──────── EXTRACTED RECORDS

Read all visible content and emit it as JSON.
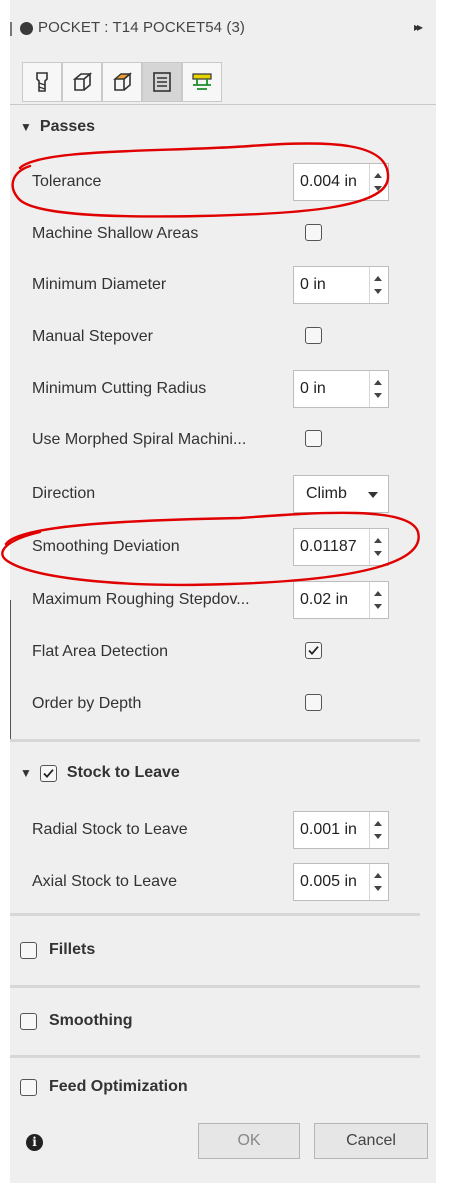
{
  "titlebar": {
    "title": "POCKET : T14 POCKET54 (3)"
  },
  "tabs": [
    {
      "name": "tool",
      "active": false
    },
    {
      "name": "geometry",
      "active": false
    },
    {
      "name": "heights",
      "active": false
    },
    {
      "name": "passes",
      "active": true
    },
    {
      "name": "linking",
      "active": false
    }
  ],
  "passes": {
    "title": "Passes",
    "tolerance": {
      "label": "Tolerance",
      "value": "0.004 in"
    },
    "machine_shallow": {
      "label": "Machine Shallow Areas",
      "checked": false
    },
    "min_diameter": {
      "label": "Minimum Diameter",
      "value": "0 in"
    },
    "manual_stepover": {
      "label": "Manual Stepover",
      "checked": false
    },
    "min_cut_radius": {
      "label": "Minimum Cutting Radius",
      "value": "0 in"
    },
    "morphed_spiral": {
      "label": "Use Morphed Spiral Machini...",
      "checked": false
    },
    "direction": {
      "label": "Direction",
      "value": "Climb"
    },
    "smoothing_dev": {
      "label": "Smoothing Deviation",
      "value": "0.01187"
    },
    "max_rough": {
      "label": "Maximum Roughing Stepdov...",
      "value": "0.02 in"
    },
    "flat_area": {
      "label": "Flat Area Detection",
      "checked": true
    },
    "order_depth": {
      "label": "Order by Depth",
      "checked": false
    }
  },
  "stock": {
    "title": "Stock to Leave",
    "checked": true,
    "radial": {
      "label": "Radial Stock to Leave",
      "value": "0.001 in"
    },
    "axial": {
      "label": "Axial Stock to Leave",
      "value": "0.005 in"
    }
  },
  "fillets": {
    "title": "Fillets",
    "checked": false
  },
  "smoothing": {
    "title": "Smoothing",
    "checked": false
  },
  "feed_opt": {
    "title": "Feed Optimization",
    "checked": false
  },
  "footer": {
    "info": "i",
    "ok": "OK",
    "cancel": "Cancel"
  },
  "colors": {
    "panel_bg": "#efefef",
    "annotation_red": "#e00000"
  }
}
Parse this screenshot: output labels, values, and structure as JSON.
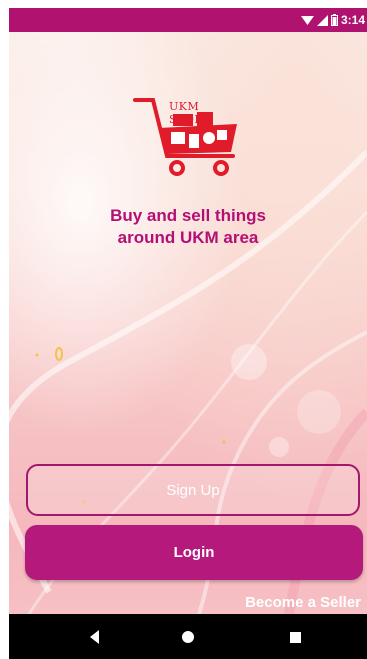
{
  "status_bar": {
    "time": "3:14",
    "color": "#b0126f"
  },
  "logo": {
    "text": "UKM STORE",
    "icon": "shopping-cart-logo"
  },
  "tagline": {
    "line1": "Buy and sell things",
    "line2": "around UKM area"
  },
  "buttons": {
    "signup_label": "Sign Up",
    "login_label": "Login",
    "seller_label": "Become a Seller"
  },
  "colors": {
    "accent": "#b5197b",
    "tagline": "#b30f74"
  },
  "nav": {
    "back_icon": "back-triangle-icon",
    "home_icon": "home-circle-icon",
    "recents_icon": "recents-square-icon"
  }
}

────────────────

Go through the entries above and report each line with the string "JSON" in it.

Read all visible content and emit it as JSON.
Parse this screenshot: output labels, values, and structure as JSON.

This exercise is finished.